(Dataset rows for apps and sites)
┄┄┄┄┄┄┄┄┄┄
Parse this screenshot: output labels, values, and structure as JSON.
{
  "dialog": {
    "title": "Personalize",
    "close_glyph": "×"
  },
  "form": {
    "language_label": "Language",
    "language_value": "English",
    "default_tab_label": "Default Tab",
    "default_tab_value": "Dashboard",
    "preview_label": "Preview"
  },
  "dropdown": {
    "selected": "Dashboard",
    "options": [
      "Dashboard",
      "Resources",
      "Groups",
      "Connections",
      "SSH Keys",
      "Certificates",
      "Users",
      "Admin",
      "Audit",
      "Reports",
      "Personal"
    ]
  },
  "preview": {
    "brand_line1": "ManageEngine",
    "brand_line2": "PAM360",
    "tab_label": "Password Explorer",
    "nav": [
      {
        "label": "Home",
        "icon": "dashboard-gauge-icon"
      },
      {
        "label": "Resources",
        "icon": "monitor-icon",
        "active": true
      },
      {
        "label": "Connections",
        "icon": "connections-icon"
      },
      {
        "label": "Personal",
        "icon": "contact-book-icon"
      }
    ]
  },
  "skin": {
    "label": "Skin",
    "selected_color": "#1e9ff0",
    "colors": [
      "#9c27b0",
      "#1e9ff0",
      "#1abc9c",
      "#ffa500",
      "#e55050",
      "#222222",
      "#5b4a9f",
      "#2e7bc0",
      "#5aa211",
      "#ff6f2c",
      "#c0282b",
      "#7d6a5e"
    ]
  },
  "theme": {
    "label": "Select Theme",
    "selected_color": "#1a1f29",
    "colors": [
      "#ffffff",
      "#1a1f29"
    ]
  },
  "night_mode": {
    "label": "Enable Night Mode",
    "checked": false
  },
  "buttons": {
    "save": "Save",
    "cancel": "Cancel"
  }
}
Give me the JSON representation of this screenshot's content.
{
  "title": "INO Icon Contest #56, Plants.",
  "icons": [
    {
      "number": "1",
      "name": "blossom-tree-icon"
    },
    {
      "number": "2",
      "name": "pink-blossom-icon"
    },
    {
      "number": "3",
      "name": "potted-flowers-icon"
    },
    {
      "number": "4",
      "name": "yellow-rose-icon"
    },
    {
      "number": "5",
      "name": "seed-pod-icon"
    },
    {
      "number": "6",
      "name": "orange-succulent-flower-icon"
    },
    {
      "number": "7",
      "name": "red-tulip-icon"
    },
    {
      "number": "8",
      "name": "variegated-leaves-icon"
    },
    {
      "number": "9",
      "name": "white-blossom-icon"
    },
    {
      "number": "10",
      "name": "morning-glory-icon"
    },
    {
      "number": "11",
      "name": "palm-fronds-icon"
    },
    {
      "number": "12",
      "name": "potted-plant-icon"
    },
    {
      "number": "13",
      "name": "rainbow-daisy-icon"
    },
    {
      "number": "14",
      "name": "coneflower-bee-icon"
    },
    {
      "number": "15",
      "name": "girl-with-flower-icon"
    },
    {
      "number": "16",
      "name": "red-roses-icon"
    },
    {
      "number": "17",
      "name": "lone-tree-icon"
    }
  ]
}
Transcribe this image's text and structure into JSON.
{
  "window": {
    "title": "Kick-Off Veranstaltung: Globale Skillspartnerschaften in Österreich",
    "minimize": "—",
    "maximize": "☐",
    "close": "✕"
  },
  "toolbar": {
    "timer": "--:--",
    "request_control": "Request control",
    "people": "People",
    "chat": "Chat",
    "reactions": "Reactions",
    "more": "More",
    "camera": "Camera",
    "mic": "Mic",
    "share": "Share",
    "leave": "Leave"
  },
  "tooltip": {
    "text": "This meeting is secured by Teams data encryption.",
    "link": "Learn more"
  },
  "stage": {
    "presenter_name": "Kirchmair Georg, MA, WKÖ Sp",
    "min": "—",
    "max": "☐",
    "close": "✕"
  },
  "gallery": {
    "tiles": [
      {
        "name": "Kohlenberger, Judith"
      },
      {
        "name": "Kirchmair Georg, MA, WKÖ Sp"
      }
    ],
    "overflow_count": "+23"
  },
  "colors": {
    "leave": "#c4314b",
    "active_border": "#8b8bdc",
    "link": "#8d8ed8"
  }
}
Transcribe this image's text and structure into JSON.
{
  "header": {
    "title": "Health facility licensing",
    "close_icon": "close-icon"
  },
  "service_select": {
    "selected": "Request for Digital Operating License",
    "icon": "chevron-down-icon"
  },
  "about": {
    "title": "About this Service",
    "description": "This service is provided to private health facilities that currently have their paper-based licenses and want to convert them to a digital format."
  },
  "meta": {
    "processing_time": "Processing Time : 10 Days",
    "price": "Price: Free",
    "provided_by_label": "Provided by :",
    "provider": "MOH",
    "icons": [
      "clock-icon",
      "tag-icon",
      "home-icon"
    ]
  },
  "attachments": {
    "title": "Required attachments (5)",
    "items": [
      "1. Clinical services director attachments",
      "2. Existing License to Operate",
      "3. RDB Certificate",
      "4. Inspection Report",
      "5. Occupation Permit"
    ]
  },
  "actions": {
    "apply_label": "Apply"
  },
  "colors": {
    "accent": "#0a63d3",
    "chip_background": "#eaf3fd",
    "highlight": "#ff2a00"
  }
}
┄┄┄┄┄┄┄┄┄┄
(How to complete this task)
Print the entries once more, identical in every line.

(Output)
Parse this screenshot: output labels, values, and structure as JSON.
{
  "dialog": {
    "title": "Personalize",
    "close_glyph": "×"
  },
  "form": {
    "language_label": "Language",
    "language_value": "English",
    "default_tab_label": "Default Tab",
    "default_tab_value": "Dashboard",
    "preview_label": "Preview"
  },
  "dropdown": {
    "selected": "Dashboard",
    "options": [
      "Dashboard",
      "Resources",
      "Groups",
      "Connections",
      "SSH Keys",
      "Certificates",
      "Users",
      "Admin",
      "Audit",
      "Reports",
      "Personal"
    ]
  },
  "preview": {
    "brand_line1": "ManageEngine",
    "brand_line2": "PAM360",
    "tab_label": "Password Explorer",
    "nav": [
      {
        "label": "Home",
        "icon": "dashboard-gauge-icon"
      },
      {
        "label": "Resources",
        "icon": "monitor-icon",
        "active": true
      },
      {
        "label": "Connections",
        "icon": "connections-icon"
      },
      {
        "label": "Personal",
        "icon": "contact-book-icon"
      }
    ]
  },
  "skin": {
    "label": "Skin",
    "selected_color": "#1e9ff0",
    "colors": [
      "#9c27b0",
      "#1e9ff0",
      "#1abc9c",
      "#ffa500",
      "#e55050",
      "#222222",
      "#5b4a9f",
      "#2e7bc0",
      "#5aa211",
      "#ff6f2c",
      "#c0282b",
      "#7d6a5e"
    ]
  },
  "theme": {
    "label": "Select Theme",
    "selected_color": "#1a1f29",
    "colors": [
      "#ffffff",
      "#1a1f29"
    ]
  },
  "night_mode": {
    "label": "Enable Night Mode",
    "checked": false
  },
  "buttons": {
    "save": "Save",
    "cancel": "Cancel"
  }
}
Give me the JSON representation of this screenshot's content.
{
  "title": "INO Icon Contest #56, Plants.",
  "icons": [
    {
      "number": "1",
      "name": "blossom-tree-icon"
    },
    {
      "number": "2",
      "name": "pink-blossom-icon"
    },
    {
      "number": "3",
      "name": "potted-flowers-icon"
    },
    {
      "number": "4",
      "name": "yellow-rose-icon"
    },
    {
      "number": "5",
      "name": "seed-pod-icon"
    },
    {
      "number": "6",
      "name": "orange-succulent-flower-icon"
    },
    {
      "number": "7",
      "name": "red-tulip-icon"
    },
    {
      "number": "8",
      "name": "variegated-leaves-icon"
    },
    {
      "number": "9",
      "name": "white-blossom-icon"
    },
    {
      "number": "10",
      "name": "morning-glory-icon"
    },
    {
      "number": "11",
      "name": "palm-fronds-icon"
    },
    {
      "number": "12",
      "name": "potted-plant-icon"
    },
    {
      "number": "13",
      "name": "rainbow-daisy-icon"
    },
    {
      "number": "14",
      "name": "coneflower-bee-icon"
    },
    {
      "number": "15",
      "name": "girl-with-flower-icon"
    },
    {
      "number": "16",
      "name": "red-roses-icon"
    },
    {
      "number": "17",
      "name": "lone-tree-icon"
    }
  ]
}
Transcribe this image's text and structure into JSON.
{
  "window": {
    "title": "Kick-Off Veranstaltung: Globale Skillspartnerschaften in Österreich",
    "minimize": "—",
    "maximize": "☐",
    "close": "✕"
  },
  "toolbar": {
    "timer": "--:--",
    "request_control": "Request control",
    "people": "People",
    "chat": "Chat",
    "reactions": "Reactions",
    "more": "More",
    "camera": "Camera",
    "mic": "Mic",
    "share": "Share",
    "leave": "Leave"
  },
  "tooltip": {
    "text": "This meeting is secured by Teams data encryption.",
    "link": "Learn more"
  },
  "stage": {
    "presenter_name": "Kirchmair Georg, MA, WKÖ Sp",
    "min": "—",
    "max": "☐",
    "close": "✕"
  },
  "gallery": {
    "tiles": [
      {
        "name": "Kohlenberger, Judith"
      },
      {
        "name": "Kirchmair Georg, MA, WKÖ Sp"
      }
    ],
    "overflow_count": "+23"
  },
  "colors": {
    "leave": "#c4314b",
    "active_border": "#8b8bdc",
    "link": "#8d8ed8"
  }
}
Transcribe this image's text and structure into JSON.
{
  "header": {
    "title": "Health facility licensing",
    "close_icon": "close-icon"
  },
  "service_select": {
    "selected": "Request for Digital Operating License",
    "icon": "chevron-down-icon"
  },
  "about": {
    "title": "About this Service",
    "description": "This service is provided to private health facilities that currently have their paper-based licenses and want to convert them to a digital format."
  },
  "meta": {
    "processing_time": "Processing Time : 10 Days",
    "price": "Price: Free",
    "provided_by_label": "Provided by :",
    "provider": "MOH",
    "icons": [
      "clock-icon",
      "tag-icon",
      "home-icon"
    ]
  },
  "attachments": {
    "title": "Required attachments (5)",
    "items": [
      "1. Clinical services director attachments",
      "2. Existing License to Operate",
      "3. RDB Certificate",
      "4. Inspection Report",
      "5. Occupation Permit"
    ]
  },
  "actions": {
    "apply_label": "Apply"
  },
  "colors": {
    "accent": "#0a63d3",
    "chip_background": "#eaf3fd",
    "highlight": "#ff2a00"
  }
}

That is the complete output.